In order to verify the interactions between moons and many other intricacies of the planetary system, the mission will have to have some advanced instruments to collect all that data. Dr. Cartwright mentions there will be three main ones: a visible light camera, a magnetometer, and a near-infrared mapping spectrometer.
In addition to providing awesome pictures of the planetary system for consumption back on Earth, the visible light camera can be used to provide high-resolution images of the surfaces of the objects, as described above. It can provide insight into any recent surface activity, and it will be integral to the extended mission objective of watching seasonal change on Uranus itself.
The magnetometer will allow scientists to study interactions between the moons and Uranus' unique magnetic field up close. A magnetometer could be used to search for salty subsurface oceans in these moons by identifying induced magnetic fields originating in their interiors. This technique was used by Galileo's magnetometer to search for salty oceans in Jupiter's large moons. JPL recently developed a very sensitive magnetometer that could potentially launch on this mission.

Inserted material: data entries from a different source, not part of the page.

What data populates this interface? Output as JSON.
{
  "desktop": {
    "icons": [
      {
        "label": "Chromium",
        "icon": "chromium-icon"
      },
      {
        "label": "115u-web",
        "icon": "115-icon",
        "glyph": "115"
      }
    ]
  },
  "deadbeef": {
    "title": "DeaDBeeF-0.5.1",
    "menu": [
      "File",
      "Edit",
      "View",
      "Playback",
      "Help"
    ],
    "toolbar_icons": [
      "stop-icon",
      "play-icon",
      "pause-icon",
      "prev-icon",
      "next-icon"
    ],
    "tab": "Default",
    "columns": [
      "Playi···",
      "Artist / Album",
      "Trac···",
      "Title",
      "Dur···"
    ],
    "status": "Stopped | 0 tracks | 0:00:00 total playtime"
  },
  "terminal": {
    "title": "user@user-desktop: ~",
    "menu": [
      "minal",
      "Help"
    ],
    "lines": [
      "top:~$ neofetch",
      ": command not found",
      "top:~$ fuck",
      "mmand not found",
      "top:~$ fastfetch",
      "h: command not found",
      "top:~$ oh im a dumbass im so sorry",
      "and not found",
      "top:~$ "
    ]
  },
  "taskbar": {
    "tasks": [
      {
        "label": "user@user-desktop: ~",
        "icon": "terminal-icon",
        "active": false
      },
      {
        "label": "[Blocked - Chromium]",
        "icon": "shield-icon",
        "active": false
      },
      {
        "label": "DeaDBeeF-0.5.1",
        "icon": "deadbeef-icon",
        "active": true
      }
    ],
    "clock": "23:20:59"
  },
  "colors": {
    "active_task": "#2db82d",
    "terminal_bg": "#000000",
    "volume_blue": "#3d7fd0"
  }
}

A near-infrared mapping spectrometer is a standard instrument for any modern-day space science mission and is key for understanding what molecules are present on the surfaces of Uranus' moons. In particular, it could characterize carbon dioxide ice and ammonia-bearing material, which are geologically short lived molecules that have been detected on some of Uranus' moons. Investigating these molecules would allow us to better understand the astrobiological potential of these satellites.
When asked why sending a mission to this outer Ice Giant, with its unknown astrobiological potential, might be a better use of Americans' tax dollars than possible missions to other promising astrobiological candidates, Dr. Cartwright points to two main reasons.
First, there is so little data on Uranus in general, and most of that data has been collected remotely for the last 30+ years. A single mission to the system, with the intent of orbiting, would exponentially increase our understanding of one of the least studied planetary bodies in the solar system.
Second, the number of questions you can answer with a single orbiter mission to Uranus far outstrips the data gathered from a trip to a single moon. There are 27 known bodies to study in the system, along with the planet itself, its rings, and its weird magnetosphere, and perhaps there are even more moons left to discover. A single orbiter would be able to collect data on all of them.
Dr. Cartwright is also quick to point out that, as part of the last decadal survey, a similar mission to the Uranus system ranked third in terms of priority. The two missions ahead of it are what became the Perseverance Mars Rover and the Europa Clipper mission, both of which are moving ahead with development. With the Uranus project next in line, the team's hopes are high that the concept will be picked up as the next Flagship mission.
If it is picked up, the team has a bit of time in order to hit the window required to utilize the Jupiter gravity assist between 2030 and 2034. With help from the massive gas giant, the mission would expect to arrive in the Uranian system in the early to mid 2040s. That will give the mission scientists plenty of time to brush up on their Shakespeare, in case they get a chance to name some more moons.